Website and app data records
________________________________________

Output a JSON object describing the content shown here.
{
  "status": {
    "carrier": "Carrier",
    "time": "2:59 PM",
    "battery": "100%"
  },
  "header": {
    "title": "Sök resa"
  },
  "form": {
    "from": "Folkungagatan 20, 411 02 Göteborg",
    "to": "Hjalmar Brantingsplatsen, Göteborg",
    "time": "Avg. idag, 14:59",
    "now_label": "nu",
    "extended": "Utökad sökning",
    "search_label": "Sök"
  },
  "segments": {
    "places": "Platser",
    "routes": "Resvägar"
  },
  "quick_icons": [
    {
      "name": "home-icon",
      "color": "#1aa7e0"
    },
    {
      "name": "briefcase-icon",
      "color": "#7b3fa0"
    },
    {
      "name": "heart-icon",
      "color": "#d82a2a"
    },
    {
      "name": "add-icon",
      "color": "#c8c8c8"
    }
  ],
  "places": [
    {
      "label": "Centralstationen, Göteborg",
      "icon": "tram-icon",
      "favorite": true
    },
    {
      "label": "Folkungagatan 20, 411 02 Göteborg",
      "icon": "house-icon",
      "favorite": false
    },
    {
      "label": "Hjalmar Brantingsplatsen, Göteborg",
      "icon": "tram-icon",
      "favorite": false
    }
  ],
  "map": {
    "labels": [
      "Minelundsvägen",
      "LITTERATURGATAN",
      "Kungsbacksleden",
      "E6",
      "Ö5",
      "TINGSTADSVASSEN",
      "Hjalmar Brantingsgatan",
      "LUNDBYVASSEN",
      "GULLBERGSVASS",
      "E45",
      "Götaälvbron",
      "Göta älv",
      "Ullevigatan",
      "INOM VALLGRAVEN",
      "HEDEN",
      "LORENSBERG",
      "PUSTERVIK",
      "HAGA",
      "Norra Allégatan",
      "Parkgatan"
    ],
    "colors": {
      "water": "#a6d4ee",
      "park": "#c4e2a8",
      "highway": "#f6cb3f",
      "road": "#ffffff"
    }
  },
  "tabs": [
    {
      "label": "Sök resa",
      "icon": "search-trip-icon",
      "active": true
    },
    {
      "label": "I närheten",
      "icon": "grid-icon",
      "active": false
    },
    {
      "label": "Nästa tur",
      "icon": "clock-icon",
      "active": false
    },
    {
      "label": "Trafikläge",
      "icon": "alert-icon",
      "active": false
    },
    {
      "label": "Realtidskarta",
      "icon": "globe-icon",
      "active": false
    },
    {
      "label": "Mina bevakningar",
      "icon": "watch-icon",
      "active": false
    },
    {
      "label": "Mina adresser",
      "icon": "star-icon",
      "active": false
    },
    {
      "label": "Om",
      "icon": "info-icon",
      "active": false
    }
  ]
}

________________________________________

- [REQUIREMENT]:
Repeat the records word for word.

- [WRITTEN REPLY]:
Output a JSON object describing the content shown here.
{
  "status": {
    "carrier": "Carrier",
    "time": "2:59 PM",
    "battery": "100%"
  },
  "header": {
    "title": "Sök resa"
  },
  "form": {
    "from": "Folkungagatan 20, 411 02 Göteborg",
    "to": "Hjalmar Brantingsplatsen, Göteborg",
    "time": "Avg. idag, 14:59",
    "now_label": "nu",
    "extended": "Utökad sökning",
    "search_label": "Sök"
  },
  "segments": {
    "places": "Platser",
    "routes": "Resvägar"
  },
  "quick_icons": [
    {
      "name": "home-icon",
      "color": "#1aa7e0"
    },
    {
      "name": "briefcase-icon",
      "color": "#7b3fa0"
    },
    {
      "name": "heart-icon",
      "color": "#d82a2a"
    },
    {
      "name": "add-icon",
      "color": "#c8c8c8"
    }
  ],
  "places": [
    {
      "label": "Centralstationen, Göteborg",
      "icon": "tram-icon",
      "favorite": true
    },
    {
      "label": "Folkungagatan 20, 411 02 Göteborg",
      "icon": "house-icon",
      "favorite": false
    },
    {
      "label": "Hjalmar Brantingsplatsen, Göteborg",
      "icon": "tram-icon",
      "favorite": false
    }
  ],
  "map": {
    "labels": [
      "Minelundsvägen",
      "LITTERATURGATAN",
      "Kungsbacksleden",
      "E6",
      "Ö5",
      "TINGSTADSVASSEN",
      "Hjalmar Brantingsgatan",
      "LUNDBYVASSEN",
      "GULLBERGSVASS",
      "E45",
      "Götaälvbron",
      "Göta älv",
      "Ullevigatan",
      "INOM VALLGRAVEN",
      "HEDEN",
      "LORENSBERG",
      "PUSTERVIK",
      "HAGA",
      "Norra Allégatan",
      "Parkgatan"
    ],
    "colors": {
      "water": "#a6d4ee",
      "park": "#c4e2a8",
      "highway": "#f6cb3f",
      "road": "#ffffff"
    }
  },
  "tabs": [
    {
      "label": "Sök resa",
      "icon": "search-trip-icon",
      "active": true
    },
    {
      "label": "I närheten",
      "icon": "grid-icon",
      "active": false
    },
    {
      "label": "Nästa tur",
      "icon": "clock-icon",
      "active": false
    },
    {
      "label": "Trafikläge",
      "icon": "alert-icon",
      "active": false
    },
    {
      "label": "Realtidskarta",
      "icon": "globe-icon",
      "active": false
    },
    {
      "label": "Mina bevakningar",
      "icon": "watch-icon",
      "active": false
    },
    {
      "label": "Mina adresser",
      "icon": "star-icon",
      "active": false
    },
    {
      "label": "Om",
      "icon": "info-icon",
      "active": false
    }
  ]
}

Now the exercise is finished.